### [Task objective]
Copy out each line of the data that holds the word "label".

The records section start

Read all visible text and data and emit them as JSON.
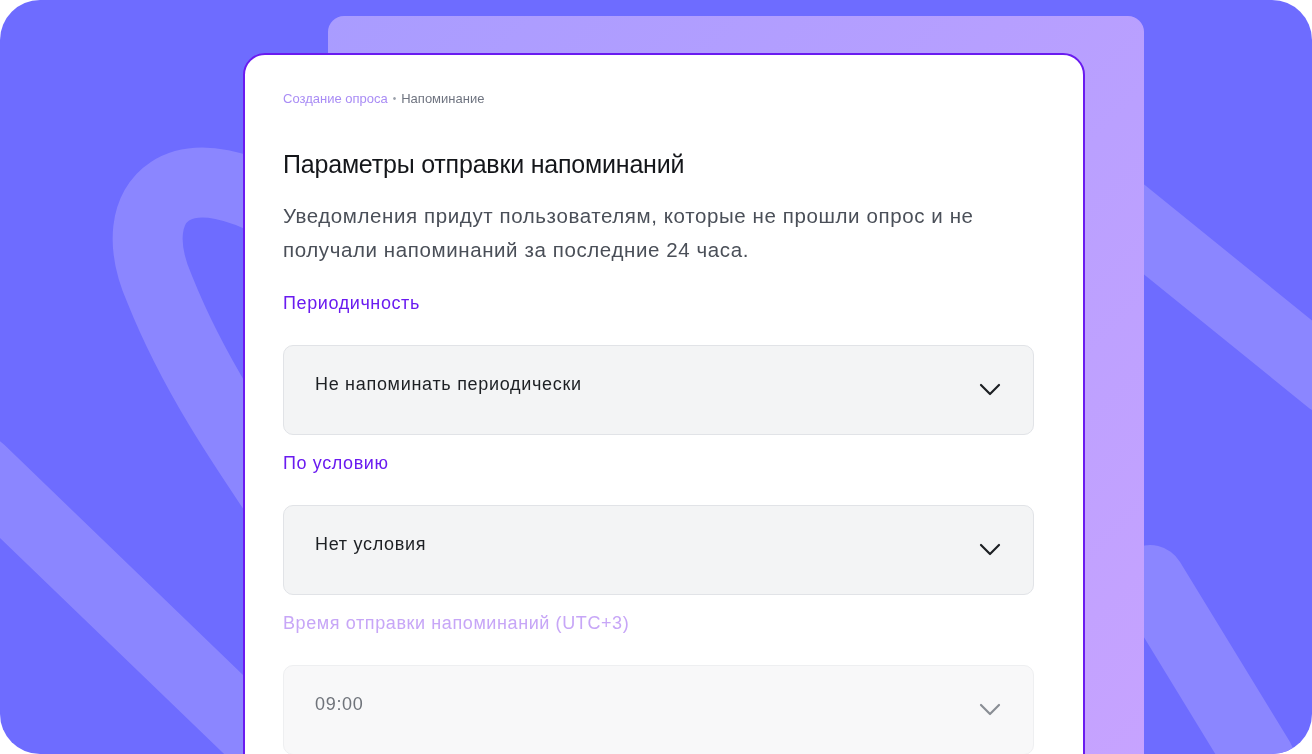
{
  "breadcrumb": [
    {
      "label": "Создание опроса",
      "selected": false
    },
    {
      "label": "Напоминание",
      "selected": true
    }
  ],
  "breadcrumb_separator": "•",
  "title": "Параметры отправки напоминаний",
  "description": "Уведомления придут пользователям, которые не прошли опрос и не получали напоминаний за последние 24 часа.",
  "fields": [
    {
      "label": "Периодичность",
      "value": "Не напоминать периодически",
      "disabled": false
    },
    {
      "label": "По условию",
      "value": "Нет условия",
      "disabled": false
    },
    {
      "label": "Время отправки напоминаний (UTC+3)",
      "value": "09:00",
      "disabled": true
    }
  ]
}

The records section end

### [Task result]
      "label": "Создание опроса",
      "label": "Напоминание",
      "label": "Периодичность",
      "label": "По условию",
      "label": "Время отправки напоминаний (UTC+3)",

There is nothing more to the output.